The firm, which was not invited to join the formal tender process, will remain the group’s auditors for the financial year ending 31 December 2017.
The decision to change auditors was made in the light of the Audit Regulation and Directive which last year introduced mandatory tendering and rotation of auditors.
During its time as auditors to the global defence, aerospace and security giant, KPMG has had a rocky ride on occasions. Four years ago, the Financial Reporting Council dropped an investigation into audits and professional services advice provided by the firm to British Aerospace/BAE Systems between the years 1997 to 2007.
The FRC had started to investigate KPMG’s role as auditor in the wake of BAE’s decision in 2010 to strike a deal with US and UK authorities and bring to an end their eight-year probe into corporate bribery.
Under the settlement, the group paid out a record fine of $400m (£309.4m) and pleaded guilty in the US to a charge of conspiring to make false statements to the US government in connection with payments made when trying to win business. It also pleaded guilty to a lesser charge in the UK of failing to keep accounting records.

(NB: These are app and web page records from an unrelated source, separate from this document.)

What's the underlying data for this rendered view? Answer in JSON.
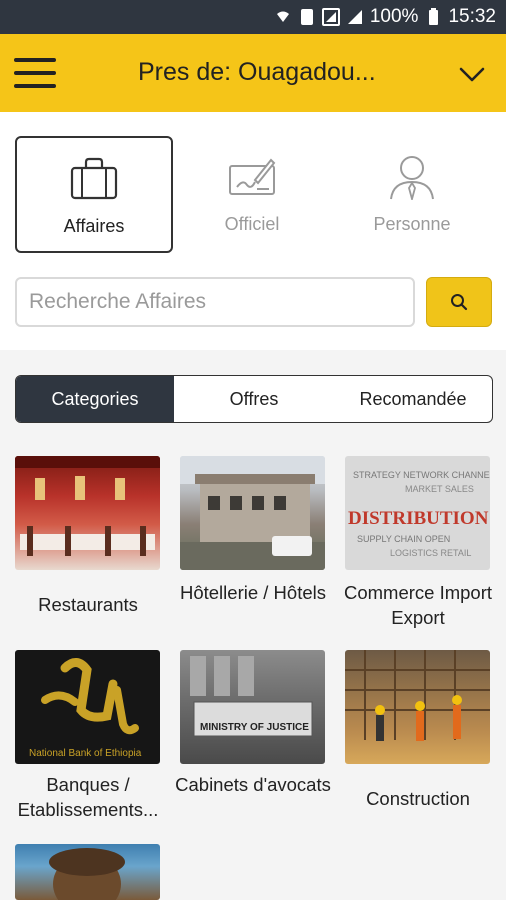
{
  "status_bar": {
    "battery": "100%",
    "time": "15:32"
  },
  "app_bar": {
    "title": "Pres de: Ouagadou..."
  },
  "type_tabs": [
    {
      "label": "Affaires",
      "icon": "briefcase-icon",
      "active": true
    },
    {
      "label": "Officiel",
      "icon": "document-signature-icon",
      "active": false
    },
    {
      "label": "Personne",
      "icon": "person-icon",
      "active": false
    }
  ],
  "search": {
    "placeholder": "Recherche Affaires"
  },
  "segments": [
    {
      "label": "Categories",
      "active": true
    },
    {
      "label": "Offres",
      "active": false
    },
    {
      "label": "Recomandée",
      "active": false
    }
  ],
  "categories": [
    {
      "label": "Restaurants"
    },
    {
      "label": "Hôtellerie / Hôtels"
    },
    {
      "label": "Commerce Import Export"
    },
    {
      "label": "Banques / Etablissements..."
    },
    {
      "label": "Cabinets d'avocats"
    },
    {
      "label": "Construction"
    }
  ],
  "image_text": {
    "distribution": "DISTRIBUTION",
    "bank": "National Bank of Ethiopia",
    "justice": "MINISTRY OF JUSTICE"
  },
  "colors": {
    "accent": "#f5c518",
    "dark": "#2f3640"
  }
}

However, after three years, the FRC announced it was closing the investigation on the grounds that proper assessment of KPMG’s conduct would require consideration of work undertaken in earlier years and, since there was no realistic prospect of a tribunal making an adverse finding on work done so long ago, it would not be in the public interest to extend the investigation to years before 1997.